Can we appreciate the irony of Jada’s insults?  Our intellect has perfected the use of Creation’s gift of heterosexual love to offend families and children with unending pornography…at the same time that our intellect is offended by speaking of heterosexual love as a natural gift of Creation.

This particular irony is more than humorous.  It is an irony that brings clarity.

The current wars about what we should teach our children about sex are enflamed by the same debate burning around Jada’s comments at Harvard.  It’s just that few have been willing to speak boldly and honestly about the great offense of abstinence.

Several years ago, I asked a critic of abstinence education, “What is wrong with teaching children the value of abstaining from sex?”

She sputtered and shook her head from side to side.  “Have you seen what they are teaching?”  I had.  “It’s so homophobic!”

If one didn’t know better, you would think she meant it teaches children to hate gays.  But to those who lead the re-engineering of human sexuality, it’s all the same thing.  In their minds, affirming heterosexuality is equivalent to hating homosexuality.

Abstinence educators are actually charged with teaching that, “a mutually faithful monogamous relationship in context of marriage is the expected standard of human sexual activity.”  As we ponder the offense of affirming heterosexuality and marriage, we have to wonder what the Harvard intelligentsia would recommend as the antidote to unwed teen pregnancy?  Abortion?  Contraception?  GLTB sex?

Abstinence education offends because it has the audacity to teach, “You can have it all – a loving man, a devoted husband, loving children, a fabulous career.”  It offends when it teaches students that babies are a natural design of creation coming from sex between a man and a woman.  It is “heteronormative” when it suggests that our children can have it all…sex, pleasure, babies, and marriage…if they can succeed in abstaining from sex until marriage.

Sensitive Harvard Politico Correctos don’t want Jada, the darling of Hollywood to say it.  And they don’t want our teachers to say it.

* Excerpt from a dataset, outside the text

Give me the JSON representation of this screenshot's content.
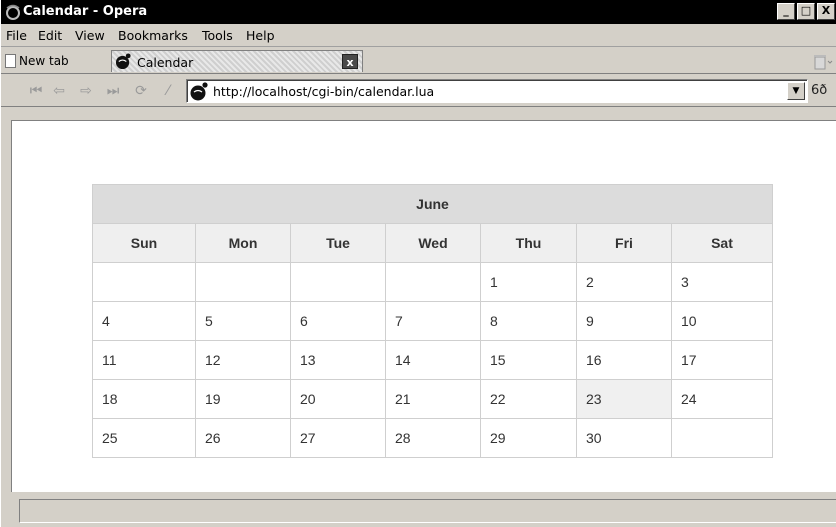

Men and women were created for each other, but don’t dare say it out loud.

April 23, 2004:   m…m…m…Married?

September 24, 2004:   End of Life as a Fairly Normal Person

 See Archives for past editorials.